Instead, the only characters youíll feel anything for are those we have a history with; Mystique (Jennifer Lawrence) - who channels her Katniss Everdeen in this one - Magneto and returning favourite Quicksilver (Evan Peters) who once again steals the show - the rest unfortunately fall flat.

But itís not just our heroes who suffer this problem, the movie fails to explore a potentially interesting villain in Apocalypse, or his motives; delivering a very one-note performance that becomes your stereotypical Thor bad guy - not to mention his odd makeup job that distracts on-screen consistently.

This ultimately translates into never feeling anything for the penultimate CGI-filled climax of X-Men: Apocalypse, the fate of the world may hang in the balance but you wonít care either way, as your eyes glaze over, leaving you staring at the flying debris and swirling, flickering, matter as those dark memories of X-Men: The Last Stand pry their way to the forefront from your subconscious - a stark contrast to X-Men: Days of Future Past.

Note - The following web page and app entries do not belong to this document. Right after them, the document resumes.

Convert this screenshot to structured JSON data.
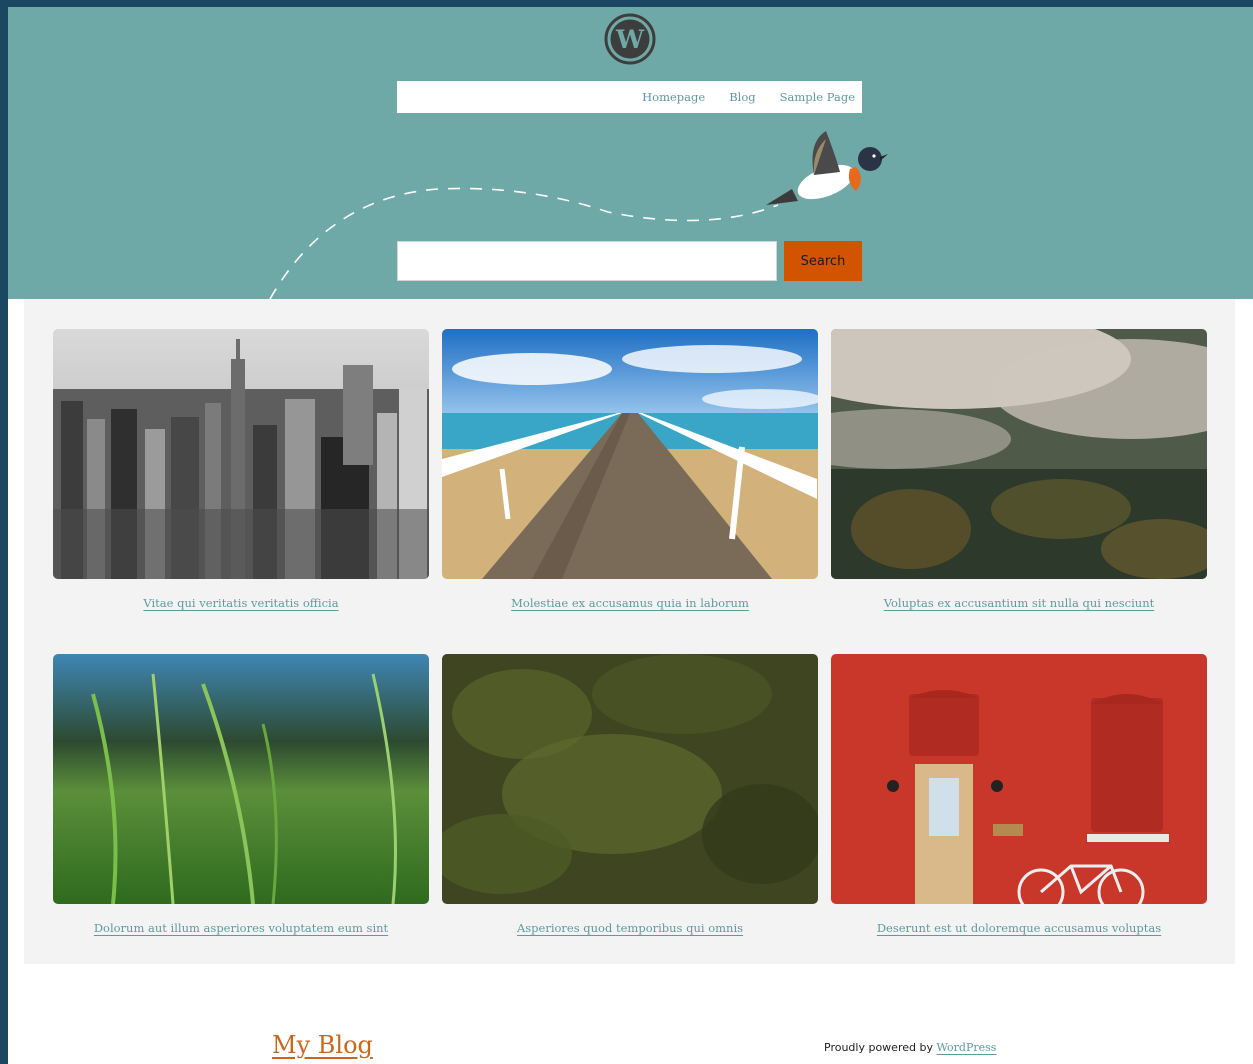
{
  "header": {
    "logo_icon": "wordpress-logo-icon",
    "nav": [
      "Homepage",
      "Blog",
      "Sample Page"
    ],
    "search_button_label": "Search",
    "search_placeholder": "",
    "background_color": "#6ea9a8",
    "accent_color": "#d35400"
  },
  "posts": [
    {
      "title": "Vitae qui veritatis veritatis officia",
      "image": "city-skyline-image"
    },
    {
      "title": "Molestiae ex accusamus quia in laborum",
      "image": "pier-beach-image"
    },
    {
      "title": "Voluptas ex accusantium sit nulla qui nesciunt",
      "image": "misty-forest-image"
    },
    {
      "title": "Dolorum aut illum asperiores voluptatem eum sint",
      "image": "grass-field-image"
    },
    {
      "title": "Asperiores quod temporibus qui omnis",
      "image": "moss-texture-image"
    },
    {
      "title": "Deserunt est ut doloremque accusamus voluptas",
      "image": "red-brick-door-image"
    }
  ],
  "footer": {
    "site_title": "My Blog",
    "powered_prefix": "Proudly powered by",
    "powered_link": "WordPress"
  }
}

X-Men: Apocalypse fails to live up to the expectations left by its predecessor, and much like X-Men: The Last Stand - as Jean Grey (Sophie Turner) amusingly predicts within the movie - the third films are always the worst.

With an inconsistent script that will leave many a fan puzzled - and likely debating - for how all these pieces fit together, to a multitude of mutants that become pure screen-fodder within a movie that very nearly drags longer than the third Lord of The Rings film, producing the feeling of watching a very slow Transformers movie - pretty visuals but nothing beyond it.

X-Men: Apocalypse is definitely not a good movie nor a must-watch, one in which youíll likely come out of remembering only two things; itís Egyptian opening and Quicksilver - which is a shame, as it had the potential to be something special.

X-Men: Apocalypse is currently available to buy on Blu-ray & DVD via Amazon or on-demand via Amazon Video.

  • Review by
    David Robinson

    Twitter: @5ypher

    Posted on
    18th May 2016

  • 2 Out of 5 Stars
  • Inconsistent script

    Overly long

    Flat villain

    No emotional investment

  • Quicksilver

    Opening scene

Film Info

X-Men: Apocalypse X-Men: Apocalypse
Rating: 12A
Release Date: 18th May
Runtime: 2 hrs 24 mins
Director: Bryan Singer
Starring: James McAvoy, Michael Fassbender, Oscar Isaac, Jennifer Lawrence, Rose Byrne, Evan Peters, Nicholas Hoult & Sophie Turner

  • X-Men: The Last Stand
  • X-Men: Days of Future Past
  • X-Men: First Class

No, there are a multitude of scenes depicting various deaths including decapitations.

Contains an after credits scene.

Tom Hardy and Idris Elba were considered for the role of Apocalypse.

The fourth X-Men film directed by Bryan Singer.